(EXERCISE PROMPT): In the entries below, count the lines that include the word "title" and reply with the number alone.

(Interface dataset entries)
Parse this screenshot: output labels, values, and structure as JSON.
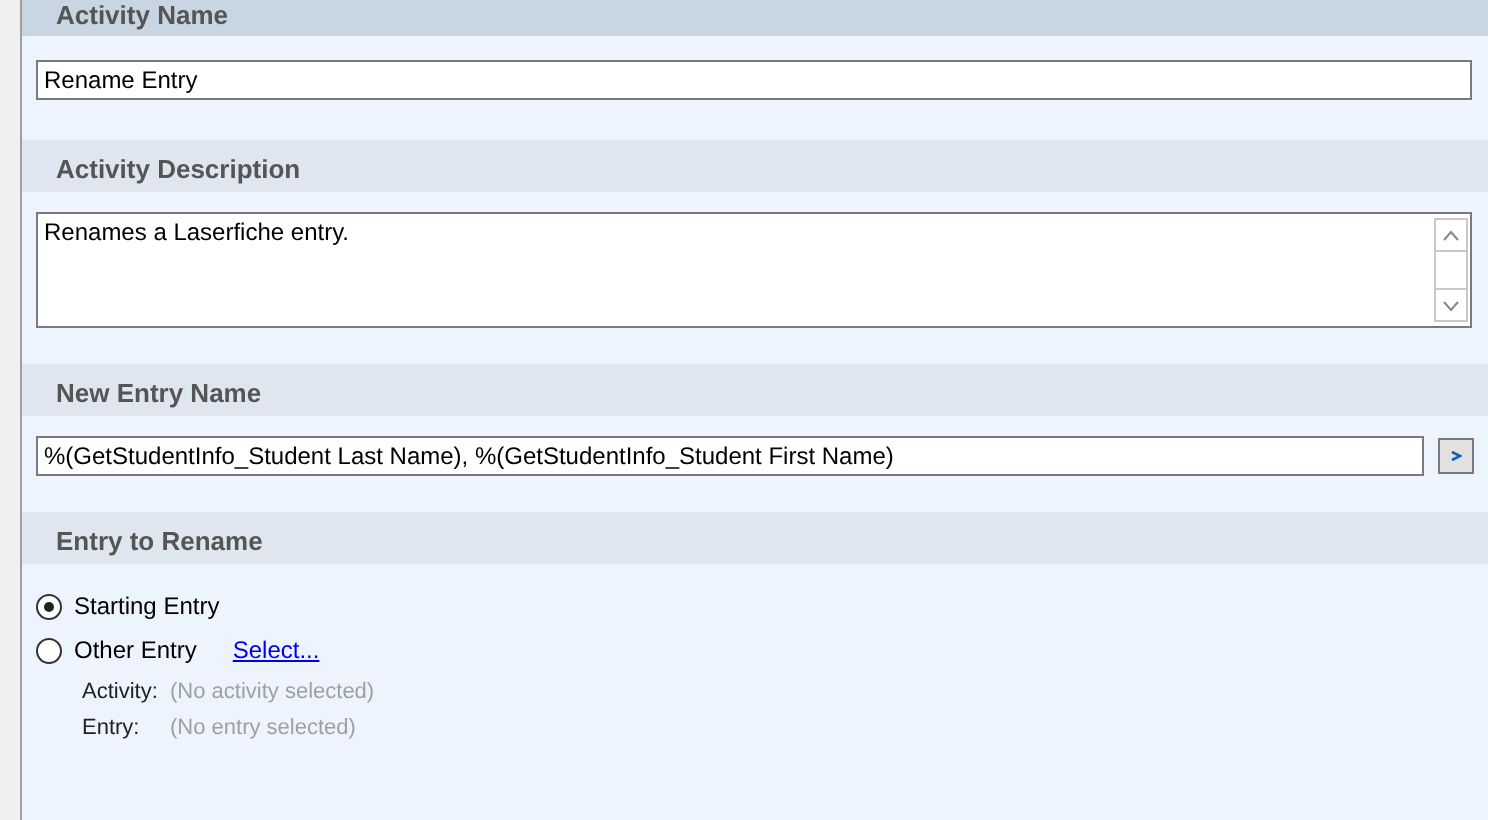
{
  "sections": [
    {
      "title": "Activity Name",
      "highlighted": true,
      "kind": "text",
      "value": "Rename Entry"
    },
    {
      "title": "Activity Description",
      "highlighted": false,
      "kind": "textarea",
      "value": "Renames a Laserfiche entry."
    },
    {
      "title": "New Entry Name",
      "highlighted": false,
      "kind": "expression",
      "value": "%(GetStudentInfo_Student Last Name), %(GetStudentInfo_Student First Name)"
    },
    {
      "title": "Entry to Rename",
      "highlighted": false,
      "kind": "choice",
      "options": [
        {
          "label": "Starting Entry",
          "selected": true
        },
        {
          "label": "Other Entry",
          "selected": false,
          "link": "Select..."
        }
      ],
      "details": [
        {
          "label": "Activity:",
          "value": "(No activity selected)"
        },
        {
          "label": "Entry:",
          "value": "(No entry selected)"
        }
      ]
    }
  ]
}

(RESPONSE TO THIS EXERCISE): 4